"Music is not some stuffy college lecture," says Morello. "On a good day, Rage Against the Machine is not able to just rock you like a hurricane, but also to fuel the engine with indignation and the band's activist convictions."
Some might wonder how a band so anti-establishment could end up signing with a record label as humongous as Sony. Or how it could continue releasing videos played on the same cable music channel that spins tracks from Britney Spears, Christina Aguilera and Robbie Williams.
None of this seems to bother Morello. "We've been able to have our cake and eat it, too. Every song, every T-shirt, is absolutely a pure expression of what we want to do. And it connects."
Morello's laissez-faire attitude extends to the host of diluted copycat bands populating record store shelves. Some would argue that Limp Bizkit is a poor man's version of Rage Against the Machine. But not Morello.
"The underlying philosophies of those bands are worlds apart from us," he says. "But I've seen them live and they have a great energy and connection with their audience. They're fine rock bands."

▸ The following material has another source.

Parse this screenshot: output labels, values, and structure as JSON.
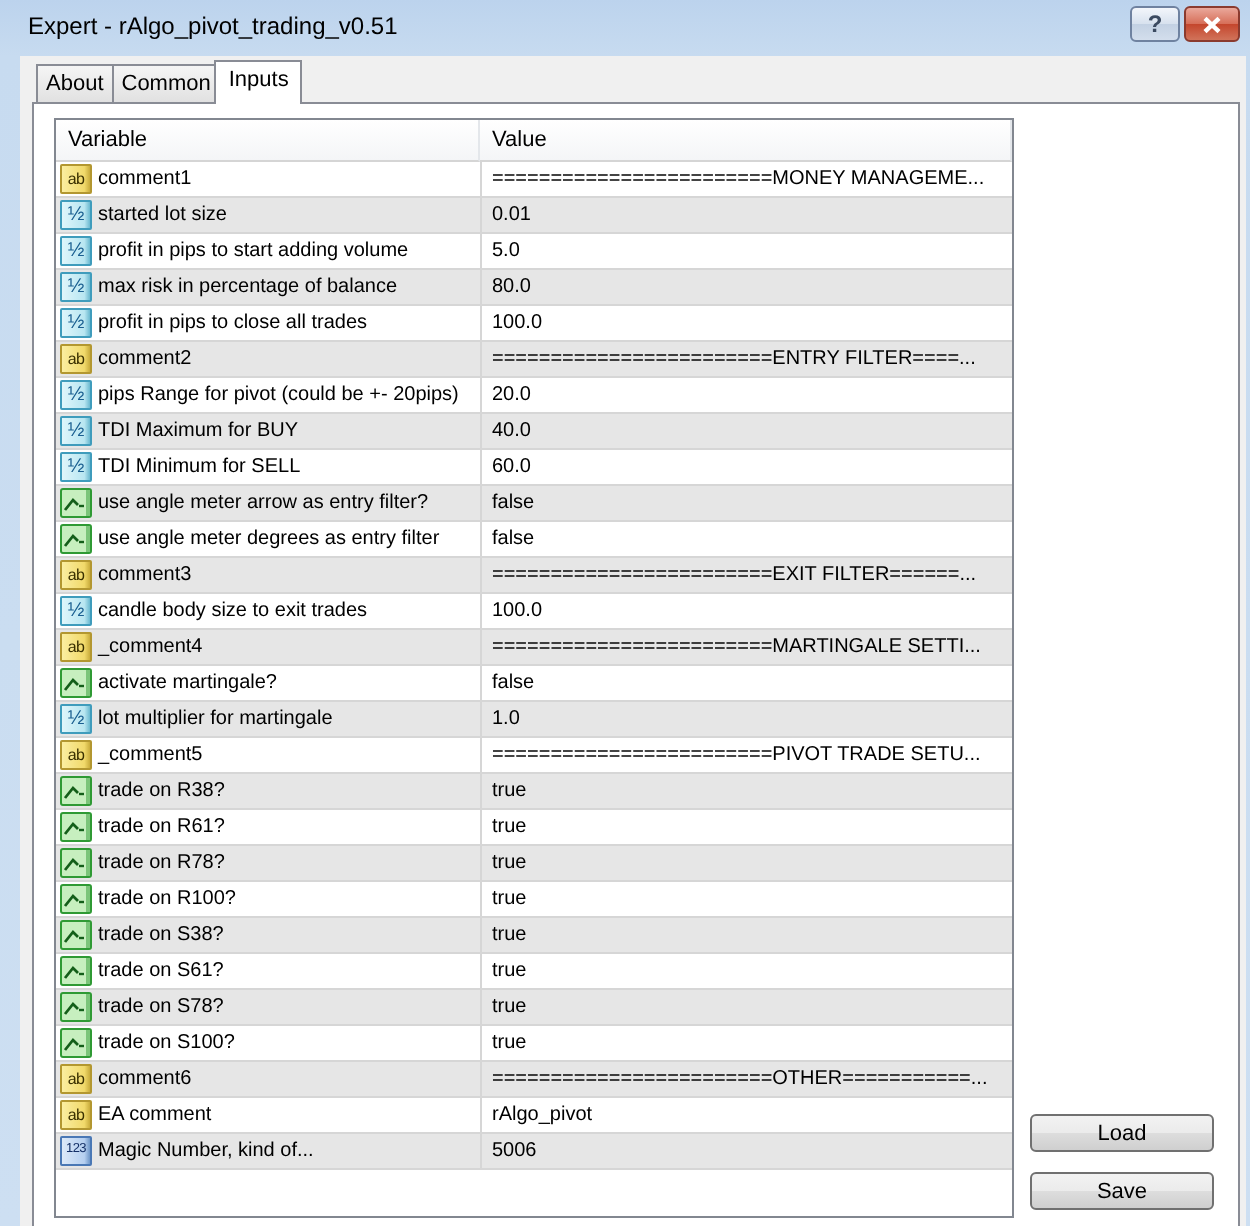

Do the band's younger listeners really get what Rage Against the Machine is raging about? Limp Bizkit's Fred Durst may be bummed about not getting any "Nookie," and Kid Rock can call on his fans to "get in the pit and try to love someone."
But what about Rage's hit "Guerrilla Radio," which rings like a full-tilt revolution?
"A spectacle monopolized/ The camera's eye on the choice disguised/ Was it cast for tha mass who burn and toil?/ Or for tha vultures who thirst for blood and oil?"
Or how about "Voice of the Voiceless," a paean to Abu-Jamal?
"True rebel my brother Mumia/ I reflect upon/ You be tha spark/ That set all tha prairie fires on."
Sure, not every music fan is ready to come to the aid of Mexico's Zapatista rebels (another pet Rage cause) with a fervor equal to that expressed in the song "War Within a Breath." But that doesn't mean the band should dilute its message, says Morello.
"I don't think what we're talking about is very well hidden," he says. "We come with it. I don't think you can be a fan of Rage without at least being aware of what the band is about. Now, whether 100 percent of the people who bought ours CDs are erecting barricades in the streets of Peoria, Illinois, that's a different story."
To that end, Morello feels his band is providing a service. Rage Against the Machine is trying to provoke you, yes. But it's for a higher purpose.
"There are a lot of kids out there who are intelligent and pissed off and want to find a way to connect. So if you have something as simple as a Web address in your liner notes, it gives them a way to get out and participate in changing the world."